Encouraged by the preferential policies and the strong and urgent demand, China's recycling business has witnessed an increasing number of players.
"Waste management is crucial for public well-being and environmental protection, yet many start-ups, despite noble and ingenious ideas, failed because it's difficult for small businesses to maintain a profit margin, especially at the start," said Mao Da of Beijing Normal University, an environmental history scholar and founder of China Zero Waste Alliance, a non-governmental think tank.
TerraCycle maintained a one percent profit margin of revenue for more than a decade. In 2017, the company's sales numbers reportedly surpassed 20 million dollars.
"We are changing people's habits...... Getting people to care about recycling is our biggest challenge," said Tom Szaky. "One of the most important things we do is educate - we raise awareness of the issue, and let people know that the environment is worth the cost."

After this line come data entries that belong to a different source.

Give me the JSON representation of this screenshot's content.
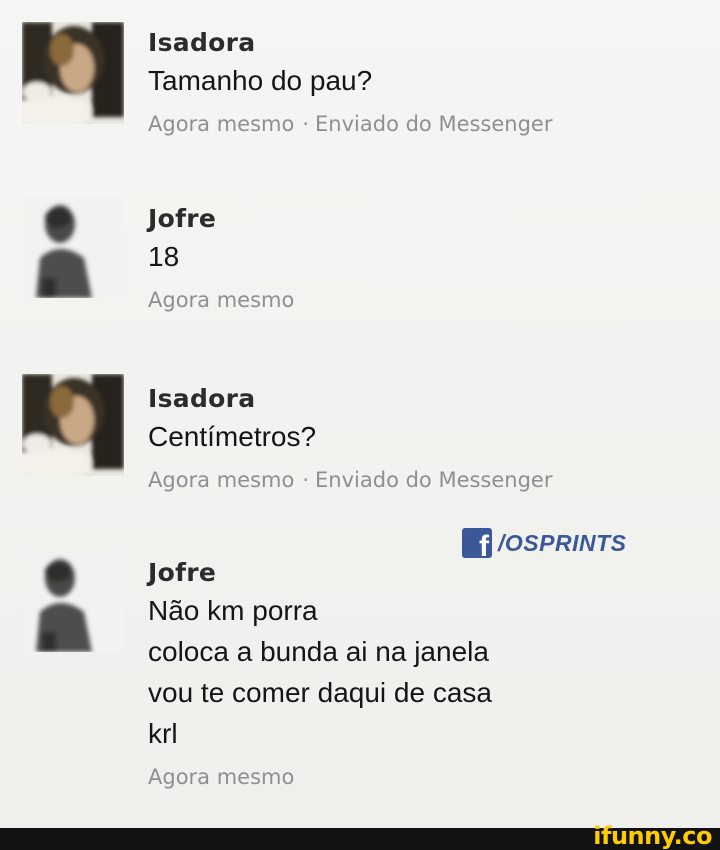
{
  "comments": [
    {
      "author": "Isadora",
      "lines": [
        "Tamanho do pau?"
      ],
      "time": "Agora mesmo",
      "separator": "·",
      "source": "Enviado do Messenger",
      "avatar": "woman-photo-avatar"
    },
    {
      "author": "Jofre",
      "lines": [
        "18"
      ],
      "time": "Agora mesmo",
      "avatar": "man-photo-avatar"
    },
    {
      "author": "Isadora",
      "lines": [
        "Centímetros?"
      ],
      "time": "Agora mesmo",
      "separator": "·",
      "source": "Enviado do Messenger",
      "avatar": "woman-photo-avatar"
    },
    {
      "author": "Jofre",
      "lines": [
        "Não km porra",
        "coloca a bunda ai na janela",
        "vou te comer daqui de casa",
        "krl"
      ],
      "time": "Agora mesmo",
      "avatar": "man-photo-avatar"
    }
  ],
  "watermark": {
    "icon": "facebook-icon",
    "icon_letter": "f",
    "text": "/OSPRINTS",
    "color": "#3b5998"
  },
  "footer": {
    "brand": "ifunny.co",
    "brand_color": "#ffcc00"
  }
}
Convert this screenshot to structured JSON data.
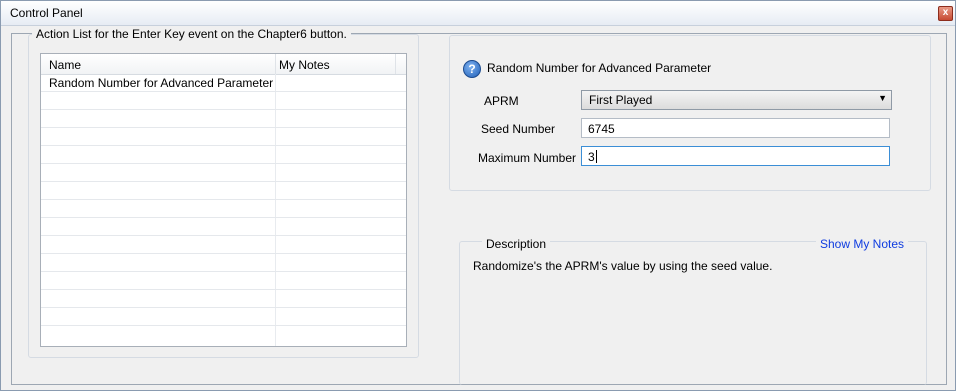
{
  "window": {
    "title": "Control Panel",
    "close_glyph": "x"
  },
  "action_list": {
    "legend": "Action List for the Enter Key event on the Chapter6 button.",
    "columns": [
      "Name",
      "My Notes"
    ],
    "rows": [
      {
        "name": "Random Number for Advanced Parameter",
        "notes": ""
      },
      {
        "name": "",
        "notes": ""
      },
      {
        "name": "",
        "notes": ""
      },
      {
        "name": "",
        "notes": ""
      },
      {
        "name": "",
        "notes": ""
      },
      {
        "name": "",
        "notes": ""
      },
      {
        "name": "",
        "notes": ""
      },
      {
        "name": "",
        "notes": ""
      },
      {
        "name": "",
        "notes": ""
      },
      {
        "name": "",
        "notes": ""
      },
      {
        "name": "",
        "notes": ""
      },
      {
        "name": "",
        "notes": ""
      },
      {
        "name": "",
        "notes": ""
      },
      {
        "name": "",
        "notes": ""
      }
    ]
  },
  "parameter": {
    "icon": "help-icon",
    "title": "Random Number for Advanced Parameter",
    "aprm_label": "APRM",
    "aprm_value": "First Played",
    "seed_label": "Seed Number",
    "seed_value": "6745",
    "max_label": "Maximum Number",
    "max_value": "3"
  },
  "description": {
    "legend": "Description",
    "show_notes": "Show My Notes",
    "text": "Randomize's the APRM's value by using the seed value."
  },
  "colors": {
    "link": "#0f3ce0",
    "close": "#c64a33",
    "focus": "#3b8ed6"
  }
}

The company also provides some incentives, for example, consumers can gain TerraCycle points based on how much they have recycled, and convert the points into charitable cash donations.
But changing people's habits through education may take too long to address the critical pollution issues, according to Liu Xuesong with Incom Recycle. She urged authorities to use legal procedures to determine a producers' responsibilities in the recycling process.
"To our knowledge, more than 50 countries and regions around the world have implemented laws and regulations to establish a producers' recycling obligations," she said.
In countries like Germany, Australia and Lithuania, consumers pay a deposit for products with recyclable single-use packaging material, and the deposit is returned to the consumer when the soda bottle, tin can or carton box is recycled. "This has proven the most effective way to raise the recycling rate to an average of 95 percent," said Liu.
Earlier this year, the European Union announced a strategy to make all plastic packaging in the EU recyclable by 2030. Multinational corporations are often criticized for producing huge amount of packaging waste like Coca-Cola, Procter & Gamble (P&G) and Colgate. They have since announced respective commitments to 100 percent recyclable packaging by 2030.
"Producers should be responsible and play a larger role in recycling their packaging waste," she said. "Once the recycling rate goes up, we have the technology and capacity to turn the waste into valuable resources, and plastic pollution will stop growing."
Incom Recycle has partnered with Coca-Cola to recycle its packaging waste in China.
Another challenge is to change the society's bias towards recycling professionals and to attract more talent, said Anna Gui.
"Many talented people don't consider recycling as a career, and experienced collectors are used to working on their own... It will take time for this long-existing sector to recognize our modern values," she said.
"The future of this industry lies in the intelligent transformation of old practices," suggested Gui.
"An intelligent recycle and reuse system is inevitable. The entire process, from where the waste is produced, to circulation and waste processing companies, should be monitored, supervised and properly deployed," she said.